I'm fortunate to be part of a writing community filled with generative, supportive energy. Because we want to nourish each other's lives, we champion the books that reflect the labor of those lives. We cheer each other on by the dozens of Facebook "likes." It'd be odd to "like" someone's announcement that they're NOT writing a book (and in my mind, you're in the process of "writing" a book up until the very day you're holding it, bound, in your hands). Yet it's the very small population of readers--I can count them on one hand--who will say to me "this isn't working," or "are you sure this is the project for you, at this point in time?"--who are most precious. They are the ones who ground me in the mindset it will take to recognize, endure, and forgive myself for the inevitable misfires that are embedded in any writer's career.
When the University of Tampa MFA faculty spoke to students about practical matters, one of the pieces of advice I gave was to not get attached to publishing your thesis. It's not your first book. Seriously. It's Not a Book. Look at it as a pile of pages, from which you articulate, "Okay. What's the book hiding in here, the one that I didn't write?"

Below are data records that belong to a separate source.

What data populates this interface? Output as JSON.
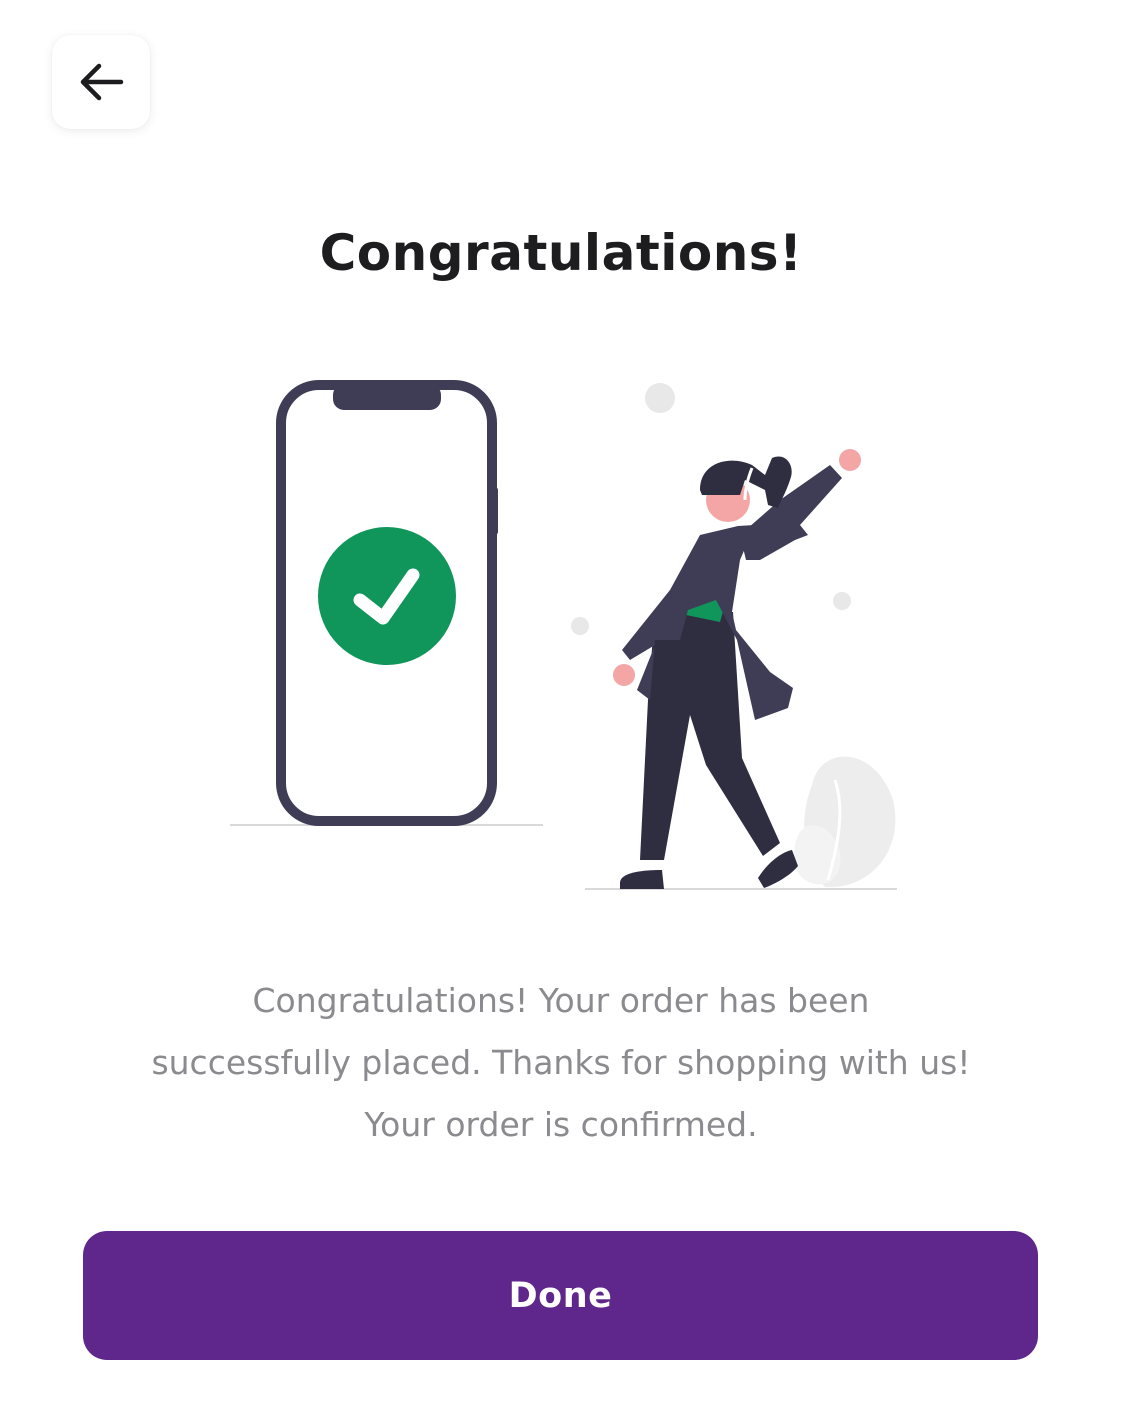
{
  "header": {
    "back_icon": "arrow-left-icon"
  },
  "main": {
    "title": "Congratulations!",
    "message": "Congratulations! Your order has been successfully placed. Thanks for shopping with us! Your order is confirmed.",
    "illustration": {
      "check_icon": "check-circle-icon"
    }
  },
  "footer": {
    "done_label": "Done"
  },
  "colors": {
    "accent": "#5f278c",
    "success": "#10955a",
    "ink": "#3f3d56",
    "skin": "#f4a6a6",
    "muted_text": "#8b8b8f"
  }
}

And why not? Did the structure you really wanted to try out seem too crazy--or too hard? Were you a tourist to the topic, and now you need six months of immersive research before it's steeped in the proper detail? Did you do too much research, and now you must stop "showing your work"? Is the story's deepest, darkest, least comfortable emotional revelation still unspoken? Is that what held a good book back from the world? If so, awesome. Keep going & have at it. But sometimes, the book you don't write doesn't get written because, frankly…you're a little bored with it. And it's not even written yet! If the book is not one the world really wants to read, really needs to read--if it's not a book your someday editor will fall asleep dreaming about--let it go. The pleasure and peril of being a writer is that there is always something else waiting to be written.